Every line of the records that holds the word "Dynamische" should be copied.
··········
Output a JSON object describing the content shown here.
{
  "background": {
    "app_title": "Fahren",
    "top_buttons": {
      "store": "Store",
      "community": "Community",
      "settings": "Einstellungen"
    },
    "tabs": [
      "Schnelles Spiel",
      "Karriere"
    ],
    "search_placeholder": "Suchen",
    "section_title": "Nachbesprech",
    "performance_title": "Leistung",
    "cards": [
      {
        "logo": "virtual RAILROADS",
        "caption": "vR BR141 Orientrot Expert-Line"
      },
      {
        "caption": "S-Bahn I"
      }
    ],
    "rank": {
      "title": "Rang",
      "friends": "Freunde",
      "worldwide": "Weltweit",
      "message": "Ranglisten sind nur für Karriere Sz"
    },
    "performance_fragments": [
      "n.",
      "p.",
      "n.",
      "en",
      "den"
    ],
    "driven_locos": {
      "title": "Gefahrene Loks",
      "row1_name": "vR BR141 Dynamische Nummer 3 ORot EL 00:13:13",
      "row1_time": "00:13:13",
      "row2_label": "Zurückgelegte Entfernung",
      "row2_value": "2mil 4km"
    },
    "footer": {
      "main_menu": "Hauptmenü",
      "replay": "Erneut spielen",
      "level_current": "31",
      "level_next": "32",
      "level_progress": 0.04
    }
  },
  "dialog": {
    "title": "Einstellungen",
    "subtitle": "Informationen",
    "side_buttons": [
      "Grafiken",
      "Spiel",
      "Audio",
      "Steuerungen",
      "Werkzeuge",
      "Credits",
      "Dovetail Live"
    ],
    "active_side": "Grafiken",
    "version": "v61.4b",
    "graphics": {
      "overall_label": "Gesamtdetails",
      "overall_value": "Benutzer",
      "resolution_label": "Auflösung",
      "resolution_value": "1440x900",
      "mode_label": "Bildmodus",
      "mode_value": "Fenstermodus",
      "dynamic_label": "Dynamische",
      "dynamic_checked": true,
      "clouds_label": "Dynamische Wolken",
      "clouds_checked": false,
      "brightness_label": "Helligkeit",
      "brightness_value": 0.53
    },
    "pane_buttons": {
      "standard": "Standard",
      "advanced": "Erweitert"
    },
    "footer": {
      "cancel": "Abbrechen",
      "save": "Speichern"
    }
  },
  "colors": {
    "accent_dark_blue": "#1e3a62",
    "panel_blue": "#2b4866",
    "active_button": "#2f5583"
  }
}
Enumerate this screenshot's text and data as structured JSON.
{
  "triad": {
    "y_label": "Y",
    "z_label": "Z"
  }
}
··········
[EXERCISE RESPONSE]
      "row1_name": "vR BR141 Dynamische Nummer 3 ORot EL 00:13:13",
      "dynamic_label": "Dynamische",
      "clouds_label": "Dynamische Wolken",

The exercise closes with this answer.